created, and built into the layout. UI definition code (like a panel
draw() callback) can add it to a
uiBlock (e.g. a new block or
the block of the layout:
For a more complex real-life example, check the asset catalog tree-view code: https://projects.blender.org/blender/blender/src/branch/main/source/blender/editors/space_file/asset_catalog_tree_view.cc
Like most UI components in Blender, views are reconstructed on every redraw. This makes it easy to always represent the latest state of data, rather than having to manipulate the view in complex ways on data change events. An important task of the view API is reliable reconstruction of the views including their state (like which items are collapsed or selected) over redraws.
Most complexity is handled by the view system. But it's important to have an understanding of what's going on there.

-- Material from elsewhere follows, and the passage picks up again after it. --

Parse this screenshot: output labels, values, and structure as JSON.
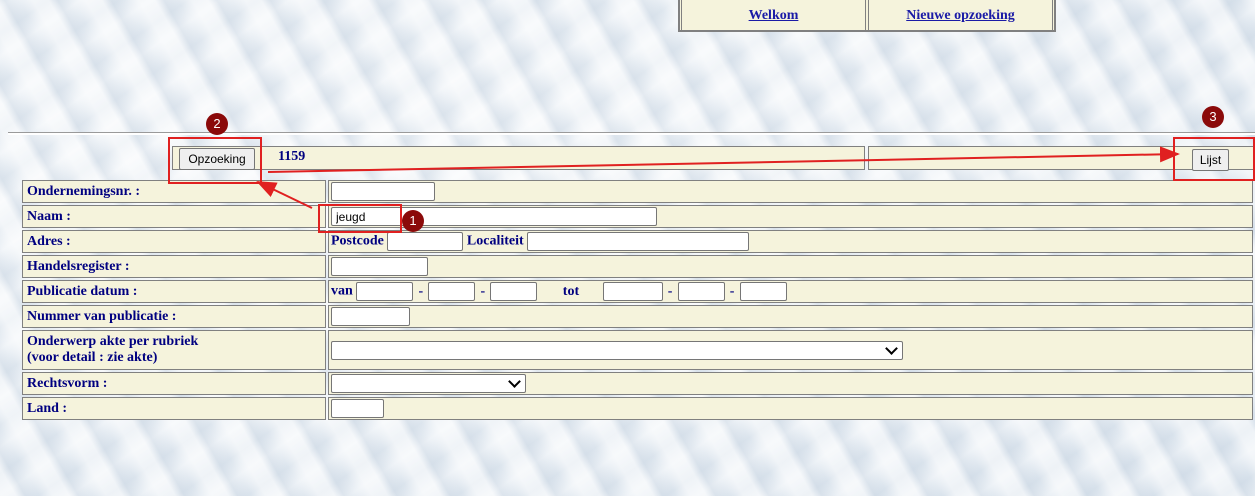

The reconstruction is a two part process:
- Build the view
Calls the view items build function (e.g.
ui::AbstractGridView::build_items) to create the individual view items for the current state of the data to represent.
- Reconstruct state
First the view system attempts to recognize the view and all of its items from a previous redraw. This is done by looking up the view by name in
uiBlock.oldblock, and then comparing each new item with the previous items. Items are compared using the
ui::AbstractViewItem::matchesfunction, which can be overridden if the default of the view type isn't enough to identify items reliably. If two items were identified as matching (meaning the view system thinks an item represents the same data as the matched item from the previous frame, i.e. it recognizes it), the state of the old item is copied to the new one using the
ui::AbstractViewItem::update_from_old(). If you want to implement a view with some custom state (say a
show_detailsboolean to display more information in the item), this function has to be overridden so that your custom state is also copied to the new item. The base function should always be called.
Once both steps are completed
true. Only then the final state of the view and the
items is known. So only then can state be queried reliably and state
changes be detected.
Note: Actually building the layout (e.g. placing the widgets for each item) is not considered part of the reconstruction.
The following features are supported typically. Not all view types may support all of them (yet).
Custom Activation Behavior¶
An item type's
::on_activate() can be overriden and is executed
whenever the item gets activated (note: activated, not selected). E.g.
this could be used to load the details of a To-Do for display in a
sidebar, when activating a bubble item.
To not have to create a sub-class of
ui::BasicTreeViewItem just to
customize its activation behavior, it offers a different way to set the
An item can build a context menu similar to how it builds its item's layout:
It's recommended to use
UI_menutype_draw() to draw a context menu defined in Python. This
makes it easy to edit the menu and allows add-ons to extend it.
Advanced Persistent State¶
When the UI is redrawn, the
::update_from_old() of each recognized
item is called to copy state from the tem of the last redraw, to the
matching one in this redraw. This allows persistent state, e.g. a
tree-view item can stay collapsed or expanded over redraws that way. If
a custom tree item contains own state it wants to keep persistent, it
should override the function, call
ui::AbstractTreeViewItem::update_from_old() and then copy (or move)
its custom state variables from
old to itself. The same goes for
other view types.
Some view items may support being dragged.
This section needs to be updated to reflect the new
View items may support responding to drop events. The important
functions to override for this are
bool can_drop(const wmDrag &drag)
bool on_drop(). The latter can assume the former returns true
when executed. In addition,
std::string drop_tooltip(...) provides a
way to construct a string that will be shown to the user, whenever
something is dragged over this specific view item. It can also be
can_drop() returned true already.